#### DIRECTIONS
Once the line with "What's the underlying" is found in the entries below, repeat that line and every one after it exactly, ending at the last.

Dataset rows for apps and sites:
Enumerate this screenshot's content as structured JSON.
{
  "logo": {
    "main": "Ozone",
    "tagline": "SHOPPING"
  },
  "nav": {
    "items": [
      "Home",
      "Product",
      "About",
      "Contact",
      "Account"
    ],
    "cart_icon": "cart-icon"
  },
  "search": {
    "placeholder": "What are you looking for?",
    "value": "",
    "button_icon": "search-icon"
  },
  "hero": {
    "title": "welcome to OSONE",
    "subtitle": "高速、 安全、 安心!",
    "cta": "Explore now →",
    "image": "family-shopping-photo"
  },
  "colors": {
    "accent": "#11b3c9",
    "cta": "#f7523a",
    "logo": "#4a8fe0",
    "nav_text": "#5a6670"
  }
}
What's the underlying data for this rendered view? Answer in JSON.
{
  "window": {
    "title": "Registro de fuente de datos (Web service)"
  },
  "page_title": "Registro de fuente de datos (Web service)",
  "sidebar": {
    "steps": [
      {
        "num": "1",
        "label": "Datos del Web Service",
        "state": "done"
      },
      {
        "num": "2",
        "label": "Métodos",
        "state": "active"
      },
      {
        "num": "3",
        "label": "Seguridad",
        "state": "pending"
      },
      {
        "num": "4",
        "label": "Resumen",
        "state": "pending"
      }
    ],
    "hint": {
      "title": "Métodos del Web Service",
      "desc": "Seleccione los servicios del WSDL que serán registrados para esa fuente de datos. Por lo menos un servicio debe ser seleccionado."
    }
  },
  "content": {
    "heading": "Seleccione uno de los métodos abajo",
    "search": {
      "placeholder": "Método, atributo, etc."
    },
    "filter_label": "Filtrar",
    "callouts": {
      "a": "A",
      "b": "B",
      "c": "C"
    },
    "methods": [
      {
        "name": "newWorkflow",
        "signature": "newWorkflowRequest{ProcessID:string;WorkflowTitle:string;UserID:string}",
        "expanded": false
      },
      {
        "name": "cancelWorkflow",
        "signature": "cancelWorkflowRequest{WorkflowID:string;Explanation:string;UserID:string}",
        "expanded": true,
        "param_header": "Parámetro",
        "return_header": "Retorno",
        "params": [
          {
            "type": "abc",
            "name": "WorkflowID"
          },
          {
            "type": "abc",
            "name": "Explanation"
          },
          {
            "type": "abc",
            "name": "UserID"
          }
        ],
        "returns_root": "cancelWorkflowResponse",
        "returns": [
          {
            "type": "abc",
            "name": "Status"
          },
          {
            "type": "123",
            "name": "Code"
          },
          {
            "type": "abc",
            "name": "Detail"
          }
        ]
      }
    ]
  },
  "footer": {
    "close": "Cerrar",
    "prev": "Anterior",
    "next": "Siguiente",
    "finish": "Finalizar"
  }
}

#### TASK SOLUTION
What's the underlying data for this rendered view? Answer in JSON.
{
  "window": {
    "title": "Registro de fuente de datos (Web service)"
  },
  "page_title": "Registro de fuente de datos (Web service)",
  "sidebar": {
    "steps": [
      {
        "num": "1",
        "label": "Datos del Web Service",
        "state": "done"
      },
      {
        "num": "2",
        "label": "Métodos",
        "state": "active"
      },
      {
        "num": "3",
        "label": "Seguridad",
        "state": "pending"
      },
      {
        "num": "4",
        "label": "Resumen",
        "state": "pending"
      }
    ],
    "hint": {
      "title": "Métodos del Web Service",
      "desc": "Seleccione los servicios del WSDL que serán registrados para esa fuente de datos. Por lo menos un servicio debe ser seleccionado."
    }
  },
  "content": {
    "heading": "Seleccione uno de los métodos abajo",
    "search": {
      "placeholder": "Método, atributo, etc."
    },
    "filter_label": "Filtrar",
    "callouts": {
      "a": "A",
      "b": "B",
      "c": "C"
    },
    "methods": [
      {
        "name": "newWorkflow",
        "signature": "newWorkflowRequest{ProcessID:string;WorkflowTitle:string;UserID:string}",
        "expanded": false
      },
      {
        "name": "cancelWorkflow",
        "signature": "cancelWorkflowRequest{WorkflowID:string;Explanation:string;UserID:string}",
        "expanded": true,
        "param_header": "Parámetro",
        "return_header": "Retorno",
        "params": [
          {
            "type": "abc",
            "name": "WorkflowID"
          },
          {
            "type": "abc",
            "name": "Explanation"
          },
          {
            "type": "abc",
            "name": "UserID"
          }
        ],
        "returns_root": "cancelWorkflowResponse",
        "returns": [
          {
            "type": "abc",
            "name": "Status"
          },
          {
            "type": "123",
            "name": "Code"
          },
          {
            "type": "abc",
            "name": "Detail"
          }
        ]
      }
    ]
  },
  "footer": {
    "close": "Cerrar",
    "prev": "Anterior",
    "next": "Siguiente",
    "finish": "Finalizar"
  }
}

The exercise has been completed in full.